After flicking on the television, she turned to the weather station. The highways remained open although they were snow-covered and more clouds were approaching. Getting to her destination would be a challenge. However, figuring out what to say when she arrived would be harder still. Why did Dustin have to complicate things? He had dropped the "M" bomb the last time they were together. She had responded with stunned silence. Now, she would have to deal with it. He would expect a response. On a Friday after an exhausting week of work, she wanted to avoid conflict. Relationships were supposed to be uplifting. Courtney felt as heavy as the barometric pressure. She did not want to lose Dustin, but neither did she want him to push her into something . . . well, something she didn't want.
Though they had spoken several times on the phone that week, they hadn't said a word about the incident. But Dustin was bound to bring the subject of marriage up again when they were face to face. She didn't know how to respond; her emotions were muddled and confused. She would have to figure out what to say when she got there. Not the best strategy, that's for sure. She hated the unpredictable.
Courtney was a planner. She labeled, filed, and cross-referenced everything in her life. Her DVDs sat in alphabetized rows. Before she went shopping, she prepared a detailed meal menu for the entire week. Using spreadsheet software, she carefully designed monthly and yearly budgets and then followed them religiously. Despite the demands of work and her frequent weekend trips to see Dustin, she stuck to a regular exercise schedule. After her last experience with love, she had become obsessed with rigid organization, preparation, and routine. Sometimes she thought it might feel good to relax, but spontaneity and randomness raised her anxiety level.
Dustin was an unknown. Somewhat unknown, anyway. Courtney wondered if you ever really knew anyone. Relationships depended on an illusion that was based on seeing only the best in the other person. Partly because that was the side people initially showed, and partly because lovers perceived with their irrational hearts and not their rational minds. Courtney kept waiting for the day when she would see past the warm glow and know the real Dustin. All illusions, fantasies, and wishes shattered. That would be a horribly painful day, but at least she would know the truth.
She decided to call Dustin before she left. They had been unsure last night if she should come at all, given the heavy snowfall warning.

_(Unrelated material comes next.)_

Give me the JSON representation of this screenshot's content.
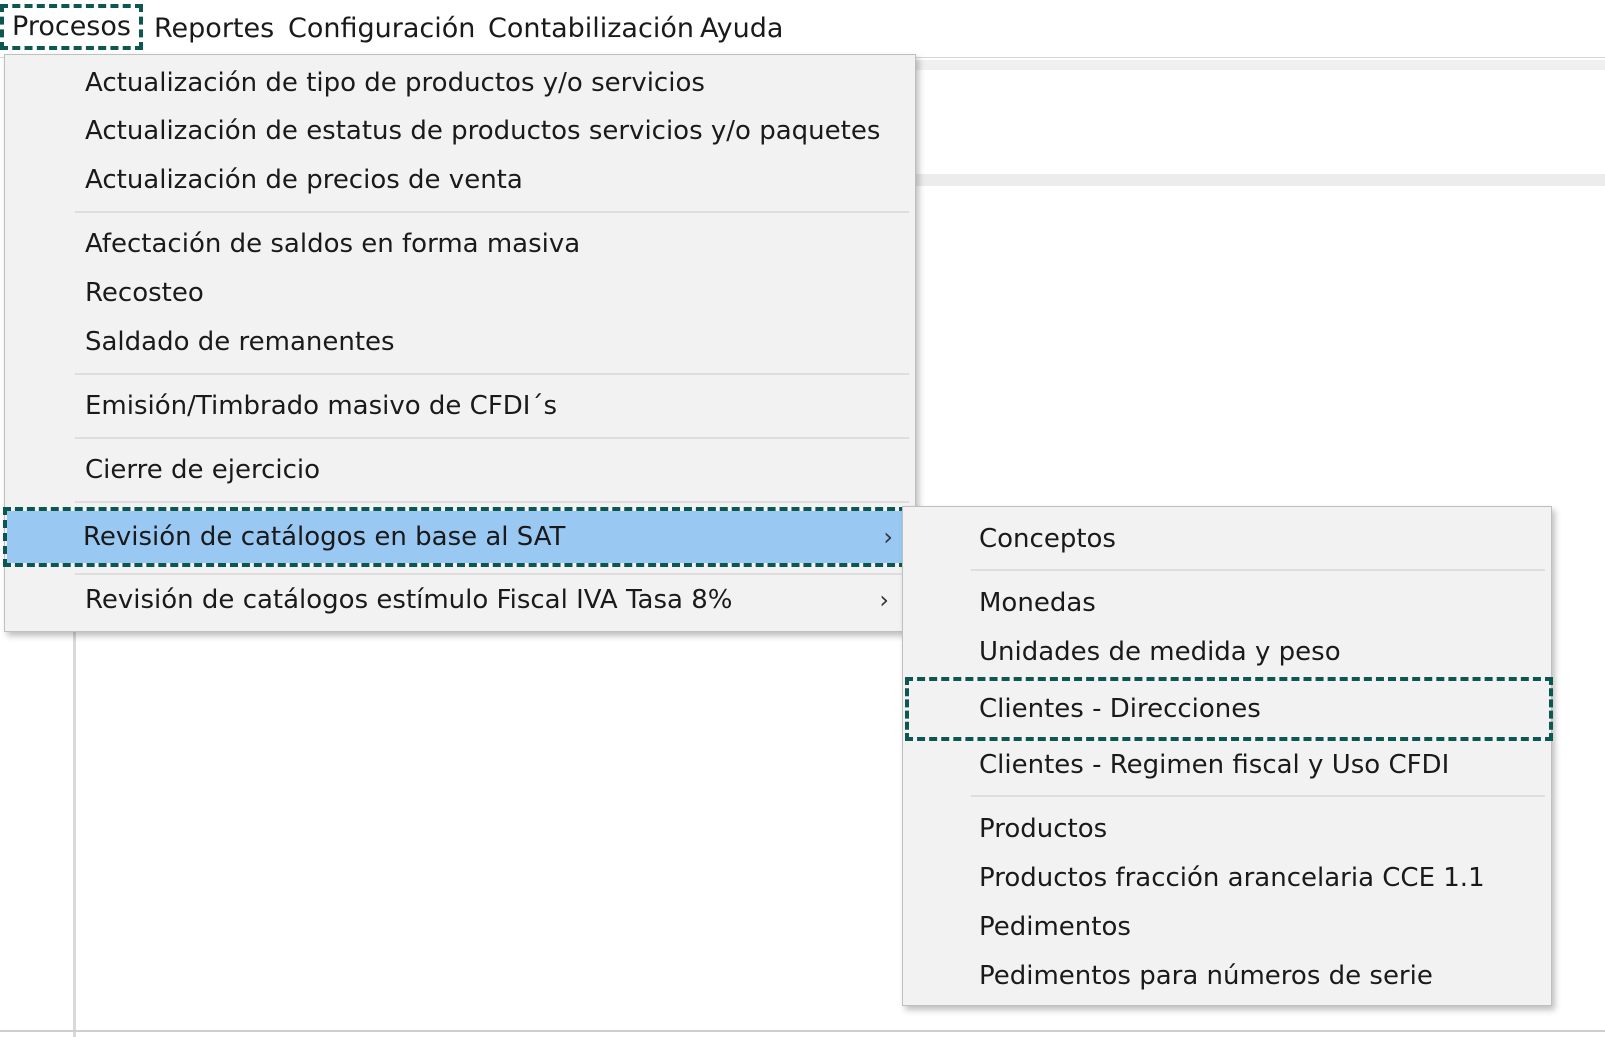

He could tell her about the weather on his end.
Weather was always a safe topic. Only recently had they struggled with conversation. From the moment they met, Courtney and Dustin had chatted like comfortable friends.